Gamification offers several benefits, such as active participation and competition. By gamifying your recognition program, you motivate employees through points, badges, or leaderboards, to improve their performance and outcomes.
Based on findings from a gamification expert, Toby Beresford, companies can design a gamification program to drive the right behaviours.
With recognition programs, companies can practice gamification to encourage people to "win" something for themselves through their contributions to the company.
6. Evaluate and monitor program metrics
The best way to track the business impact of a specific employee recognition program is by measuring key metrics such as return on investment (ROI), retention, employee engagement, productivity, and participation.
As a strategic HR leader, it is important to collect feedback about the program, determine if the company met its recognition objectives, and show the company the program's business impact, successes or failures, and areas for improvement.
Types of employee recognition and its structures
As an extension to the best practices shared above, here are some of the structures typically used in most employee recognition programs worldwide that can give you an idea of what might work best for your organization:
1. Manager-employee recognition
Also known as the traditional or top-down employee recognition, the manager-employee is a popular method many companies use.
Here, a supervisor evaluates an employee's performance during a formal performance review process, which sometimes occurs once a year.
For many employees, the formality and timing of the process cause some form of trepidation because it's usually a win-or-lose outcome, and here's why:
If the reviews are positive, the employee might get a pay raise, promotion, or award. However, if the reviews are negative, the employee might get demoted or lose their job.
Research has shown that most employees do not believe their managers know how to recognize them.
Therefore, the manager-employee structure is often viewed as less motivating for employees and political since it rarely reaches the "quiet but critical high-performers" in the organization.
2. Peer-to-peer recognition
In a peer-to-peer recognition structure, employees are recognized by those at the same level or on the same team. This type of recognition is often less formal than the manager-employee structure and allows employees to give their peers more immediate feedback.
Peer-to-peer recognition feels less like a performance review and more like an organic expression of gratitude.
The downside of this structure is that employees may give their friends favourable reviews instead of focusing on their work-related value.
3. Team-based recognition

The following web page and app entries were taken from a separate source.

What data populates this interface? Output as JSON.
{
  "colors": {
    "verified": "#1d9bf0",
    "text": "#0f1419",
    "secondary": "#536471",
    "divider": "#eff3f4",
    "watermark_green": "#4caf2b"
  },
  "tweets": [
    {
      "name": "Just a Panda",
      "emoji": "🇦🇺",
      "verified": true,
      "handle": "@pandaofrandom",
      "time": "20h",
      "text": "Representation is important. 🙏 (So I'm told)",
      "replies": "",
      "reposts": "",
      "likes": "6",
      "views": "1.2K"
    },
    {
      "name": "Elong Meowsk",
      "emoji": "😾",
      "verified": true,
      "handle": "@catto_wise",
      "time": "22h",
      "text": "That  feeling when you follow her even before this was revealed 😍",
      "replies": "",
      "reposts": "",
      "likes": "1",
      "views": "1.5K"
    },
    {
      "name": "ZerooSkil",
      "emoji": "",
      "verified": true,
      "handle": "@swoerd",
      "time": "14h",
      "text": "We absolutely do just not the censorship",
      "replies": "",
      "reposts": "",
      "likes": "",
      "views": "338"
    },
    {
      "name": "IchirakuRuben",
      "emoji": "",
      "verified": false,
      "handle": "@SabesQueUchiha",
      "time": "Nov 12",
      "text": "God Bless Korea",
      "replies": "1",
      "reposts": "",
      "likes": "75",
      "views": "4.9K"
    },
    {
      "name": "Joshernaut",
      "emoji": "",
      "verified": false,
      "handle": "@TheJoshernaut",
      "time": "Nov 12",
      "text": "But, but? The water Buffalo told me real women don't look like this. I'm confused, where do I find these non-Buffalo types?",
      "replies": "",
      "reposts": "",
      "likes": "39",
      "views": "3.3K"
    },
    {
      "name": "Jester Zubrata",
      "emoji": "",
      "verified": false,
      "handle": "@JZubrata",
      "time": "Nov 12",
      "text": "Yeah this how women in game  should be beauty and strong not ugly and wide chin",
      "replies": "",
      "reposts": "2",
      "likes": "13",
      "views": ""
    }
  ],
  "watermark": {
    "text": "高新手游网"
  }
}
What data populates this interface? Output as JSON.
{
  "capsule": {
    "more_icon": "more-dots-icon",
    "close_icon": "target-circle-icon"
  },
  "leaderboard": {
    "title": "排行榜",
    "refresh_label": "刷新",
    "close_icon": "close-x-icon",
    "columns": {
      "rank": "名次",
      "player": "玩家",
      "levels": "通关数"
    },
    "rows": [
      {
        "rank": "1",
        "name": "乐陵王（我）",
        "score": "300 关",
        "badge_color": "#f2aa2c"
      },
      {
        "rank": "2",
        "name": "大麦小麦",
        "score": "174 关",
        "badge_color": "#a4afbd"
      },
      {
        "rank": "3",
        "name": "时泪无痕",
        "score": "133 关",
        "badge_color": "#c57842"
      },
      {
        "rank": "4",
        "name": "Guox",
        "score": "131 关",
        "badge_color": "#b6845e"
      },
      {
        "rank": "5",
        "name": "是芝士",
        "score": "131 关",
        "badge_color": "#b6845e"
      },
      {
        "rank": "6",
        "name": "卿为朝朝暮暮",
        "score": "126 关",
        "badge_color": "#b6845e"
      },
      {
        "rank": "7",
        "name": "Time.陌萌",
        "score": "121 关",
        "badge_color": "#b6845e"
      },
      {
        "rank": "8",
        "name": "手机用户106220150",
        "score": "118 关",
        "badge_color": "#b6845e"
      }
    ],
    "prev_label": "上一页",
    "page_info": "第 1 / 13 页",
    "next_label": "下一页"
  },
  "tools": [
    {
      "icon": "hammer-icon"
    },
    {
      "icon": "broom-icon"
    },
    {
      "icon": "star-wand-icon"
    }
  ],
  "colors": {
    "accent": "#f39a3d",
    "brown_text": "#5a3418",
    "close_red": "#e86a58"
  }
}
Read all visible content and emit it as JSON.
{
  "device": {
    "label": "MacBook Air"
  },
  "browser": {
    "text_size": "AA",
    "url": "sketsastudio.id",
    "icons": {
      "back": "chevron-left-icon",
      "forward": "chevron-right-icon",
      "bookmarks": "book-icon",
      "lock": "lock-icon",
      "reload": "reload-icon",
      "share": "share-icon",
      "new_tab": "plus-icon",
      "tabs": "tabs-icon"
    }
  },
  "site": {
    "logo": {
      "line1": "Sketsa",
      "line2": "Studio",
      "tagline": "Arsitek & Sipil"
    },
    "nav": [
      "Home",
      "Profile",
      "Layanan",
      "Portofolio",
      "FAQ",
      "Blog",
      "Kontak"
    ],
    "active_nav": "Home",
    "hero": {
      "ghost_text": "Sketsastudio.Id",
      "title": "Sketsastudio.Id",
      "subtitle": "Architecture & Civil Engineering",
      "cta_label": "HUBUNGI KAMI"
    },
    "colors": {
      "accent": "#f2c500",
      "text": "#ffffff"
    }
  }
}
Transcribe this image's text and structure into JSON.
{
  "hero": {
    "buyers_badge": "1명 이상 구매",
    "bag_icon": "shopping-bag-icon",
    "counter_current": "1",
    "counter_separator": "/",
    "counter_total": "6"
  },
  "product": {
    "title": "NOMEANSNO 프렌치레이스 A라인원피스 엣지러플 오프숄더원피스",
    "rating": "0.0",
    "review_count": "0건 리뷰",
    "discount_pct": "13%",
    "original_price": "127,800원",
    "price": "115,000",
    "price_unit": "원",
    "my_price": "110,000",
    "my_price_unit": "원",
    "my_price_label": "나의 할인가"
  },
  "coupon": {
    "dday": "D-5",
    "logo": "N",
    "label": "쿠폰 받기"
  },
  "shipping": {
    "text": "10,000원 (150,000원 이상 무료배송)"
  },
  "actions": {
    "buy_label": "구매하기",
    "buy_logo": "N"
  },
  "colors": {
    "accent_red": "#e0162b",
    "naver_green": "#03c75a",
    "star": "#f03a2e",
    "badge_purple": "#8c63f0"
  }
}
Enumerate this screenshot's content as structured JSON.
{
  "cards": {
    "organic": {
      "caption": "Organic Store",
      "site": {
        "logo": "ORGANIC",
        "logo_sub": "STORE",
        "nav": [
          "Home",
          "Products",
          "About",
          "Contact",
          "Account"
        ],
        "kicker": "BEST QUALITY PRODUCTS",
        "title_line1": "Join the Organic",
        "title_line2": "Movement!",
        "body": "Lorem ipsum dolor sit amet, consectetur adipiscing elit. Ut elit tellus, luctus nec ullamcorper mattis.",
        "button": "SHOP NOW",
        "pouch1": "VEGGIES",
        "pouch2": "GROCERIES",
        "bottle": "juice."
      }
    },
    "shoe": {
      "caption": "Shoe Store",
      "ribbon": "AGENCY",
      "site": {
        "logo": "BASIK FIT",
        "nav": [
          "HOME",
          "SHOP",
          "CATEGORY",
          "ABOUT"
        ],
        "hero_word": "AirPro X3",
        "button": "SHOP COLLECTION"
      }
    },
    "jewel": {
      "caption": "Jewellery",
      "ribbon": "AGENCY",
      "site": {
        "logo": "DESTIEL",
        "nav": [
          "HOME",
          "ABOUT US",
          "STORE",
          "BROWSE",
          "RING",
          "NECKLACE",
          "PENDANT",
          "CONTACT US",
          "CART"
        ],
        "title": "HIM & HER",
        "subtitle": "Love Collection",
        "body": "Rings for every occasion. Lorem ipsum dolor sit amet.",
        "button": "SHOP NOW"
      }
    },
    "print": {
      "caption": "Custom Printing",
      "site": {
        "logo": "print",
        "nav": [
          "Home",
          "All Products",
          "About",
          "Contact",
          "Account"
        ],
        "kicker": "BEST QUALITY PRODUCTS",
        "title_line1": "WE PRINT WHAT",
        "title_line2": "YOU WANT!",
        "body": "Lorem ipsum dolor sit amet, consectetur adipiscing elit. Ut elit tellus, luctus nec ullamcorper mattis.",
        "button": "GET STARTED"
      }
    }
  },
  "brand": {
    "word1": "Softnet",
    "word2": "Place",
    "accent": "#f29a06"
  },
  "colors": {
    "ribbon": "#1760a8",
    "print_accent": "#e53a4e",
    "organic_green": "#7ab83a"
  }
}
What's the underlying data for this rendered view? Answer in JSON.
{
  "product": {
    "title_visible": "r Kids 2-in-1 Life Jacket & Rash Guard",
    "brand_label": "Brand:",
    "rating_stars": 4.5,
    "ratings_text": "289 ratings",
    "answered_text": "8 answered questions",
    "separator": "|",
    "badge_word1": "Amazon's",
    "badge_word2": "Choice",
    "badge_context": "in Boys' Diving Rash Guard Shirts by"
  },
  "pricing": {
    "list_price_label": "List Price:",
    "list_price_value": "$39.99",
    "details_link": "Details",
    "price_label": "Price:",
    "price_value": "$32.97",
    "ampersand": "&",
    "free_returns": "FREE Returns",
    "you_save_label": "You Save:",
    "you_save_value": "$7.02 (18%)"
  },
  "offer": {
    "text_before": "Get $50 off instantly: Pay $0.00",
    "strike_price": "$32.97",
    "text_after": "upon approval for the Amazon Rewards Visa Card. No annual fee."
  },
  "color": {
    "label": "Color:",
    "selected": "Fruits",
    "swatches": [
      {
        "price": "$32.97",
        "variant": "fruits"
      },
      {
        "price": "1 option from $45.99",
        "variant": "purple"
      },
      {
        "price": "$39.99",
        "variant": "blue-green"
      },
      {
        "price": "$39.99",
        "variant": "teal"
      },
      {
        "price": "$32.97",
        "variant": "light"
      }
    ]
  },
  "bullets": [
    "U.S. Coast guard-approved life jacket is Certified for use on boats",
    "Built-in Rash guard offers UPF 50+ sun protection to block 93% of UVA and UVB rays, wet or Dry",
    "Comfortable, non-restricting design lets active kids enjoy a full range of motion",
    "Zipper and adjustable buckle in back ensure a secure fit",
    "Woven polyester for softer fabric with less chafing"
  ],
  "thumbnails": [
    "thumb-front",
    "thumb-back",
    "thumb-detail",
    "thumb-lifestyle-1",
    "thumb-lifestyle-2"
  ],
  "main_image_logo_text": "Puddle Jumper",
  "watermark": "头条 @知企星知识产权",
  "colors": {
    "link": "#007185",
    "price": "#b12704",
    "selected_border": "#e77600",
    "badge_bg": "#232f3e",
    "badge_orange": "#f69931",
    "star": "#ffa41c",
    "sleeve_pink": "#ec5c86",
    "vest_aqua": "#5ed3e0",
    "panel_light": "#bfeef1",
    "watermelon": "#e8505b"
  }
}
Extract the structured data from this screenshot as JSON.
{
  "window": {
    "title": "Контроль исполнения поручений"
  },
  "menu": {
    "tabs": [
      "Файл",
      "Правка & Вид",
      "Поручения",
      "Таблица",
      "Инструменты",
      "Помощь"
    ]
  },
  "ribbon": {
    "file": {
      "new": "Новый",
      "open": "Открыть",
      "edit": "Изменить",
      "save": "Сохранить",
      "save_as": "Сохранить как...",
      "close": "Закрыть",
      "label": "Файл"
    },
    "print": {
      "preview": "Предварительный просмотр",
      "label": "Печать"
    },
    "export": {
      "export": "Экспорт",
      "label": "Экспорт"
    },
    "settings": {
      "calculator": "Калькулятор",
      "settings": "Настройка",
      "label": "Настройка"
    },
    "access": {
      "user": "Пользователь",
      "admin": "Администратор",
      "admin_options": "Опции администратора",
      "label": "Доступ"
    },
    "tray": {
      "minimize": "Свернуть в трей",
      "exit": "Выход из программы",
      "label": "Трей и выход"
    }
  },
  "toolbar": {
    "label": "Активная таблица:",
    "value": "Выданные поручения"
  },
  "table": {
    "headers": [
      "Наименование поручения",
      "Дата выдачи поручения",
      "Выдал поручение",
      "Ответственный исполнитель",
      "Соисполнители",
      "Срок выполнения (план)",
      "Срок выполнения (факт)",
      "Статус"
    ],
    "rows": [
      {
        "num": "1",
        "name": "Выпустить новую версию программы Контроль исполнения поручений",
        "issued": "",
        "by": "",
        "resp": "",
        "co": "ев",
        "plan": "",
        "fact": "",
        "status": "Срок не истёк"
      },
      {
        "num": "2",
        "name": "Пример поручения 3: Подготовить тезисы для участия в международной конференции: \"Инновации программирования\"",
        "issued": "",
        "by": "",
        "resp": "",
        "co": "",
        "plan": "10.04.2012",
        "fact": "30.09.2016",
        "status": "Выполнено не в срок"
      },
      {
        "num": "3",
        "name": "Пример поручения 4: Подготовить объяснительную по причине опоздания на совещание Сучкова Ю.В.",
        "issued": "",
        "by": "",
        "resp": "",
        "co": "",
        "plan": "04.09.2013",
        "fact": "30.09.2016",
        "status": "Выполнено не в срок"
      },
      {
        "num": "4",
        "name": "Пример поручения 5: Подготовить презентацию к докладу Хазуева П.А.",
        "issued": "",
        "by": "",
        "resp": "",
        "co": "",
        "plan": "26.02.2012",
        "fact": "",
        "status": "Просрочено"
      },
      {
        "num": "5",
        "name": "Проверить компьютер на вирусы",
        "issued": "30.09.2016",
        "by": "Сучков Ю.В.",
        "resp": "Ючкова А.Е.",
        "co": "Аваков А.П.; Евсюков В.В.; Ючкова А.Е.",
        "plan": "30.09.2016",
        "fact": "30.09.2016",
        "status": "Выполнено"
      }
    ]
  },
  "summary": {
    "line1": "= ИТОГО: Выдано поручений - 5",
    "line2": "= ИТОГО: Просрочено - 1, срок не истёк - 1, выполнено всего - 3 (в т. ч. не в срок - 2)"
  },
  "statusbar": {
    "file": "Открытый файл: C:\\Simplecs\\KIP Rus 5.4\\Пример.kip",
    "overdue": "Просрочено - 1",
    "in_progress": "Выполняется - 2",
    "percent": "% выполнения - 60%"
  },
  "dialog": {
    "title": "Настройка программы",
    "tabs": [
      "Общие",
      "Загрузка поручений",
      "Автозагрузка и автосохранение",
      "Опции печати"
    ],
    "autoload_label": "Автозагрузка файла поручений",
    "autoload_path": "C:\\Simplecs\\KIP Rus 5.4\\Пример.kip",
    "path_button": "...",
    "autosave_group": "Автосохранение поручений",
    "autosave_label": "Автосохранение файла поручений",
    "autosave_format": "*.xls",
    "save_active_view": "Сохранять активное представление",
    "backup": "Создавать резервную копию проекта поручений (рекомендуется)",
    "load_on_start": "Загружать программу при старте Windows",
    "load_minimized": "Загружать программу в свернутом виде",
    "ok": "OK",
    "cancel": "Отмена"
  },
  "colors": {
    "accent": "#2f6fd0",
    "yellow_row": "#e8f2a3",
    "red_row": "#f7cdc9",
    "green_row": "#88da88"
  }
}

When employees work as a team, they assist each other in reaching organizational goals. Therefore, the team-based recognition structure allows a company to recognize and reward the team members' overall performance and collective contributions.
This structure motivates employees to cooperate since the focus is on team output, not individual output. However, this team-based structure can create an environment where some team members slack in contributions, leaving the high-performers to do most of the work.
4. Instant recognition
Instant recognition is any form of recognition that is given on the spot. Therefore, this recognition structure is also known as On-the-Spot recognition or Spot Bonus. According to the World at Work, a spot bonus is an informal cash reward delivered "on the spot" to employees. They are used to motivate employees in a timely and cost-efficient way.
It is estimated that by 2025, 75 percent of the global workforce will be millennials. This means that organizations can expect a continuous increase in the popularity of instant recognition by the millennial workforce.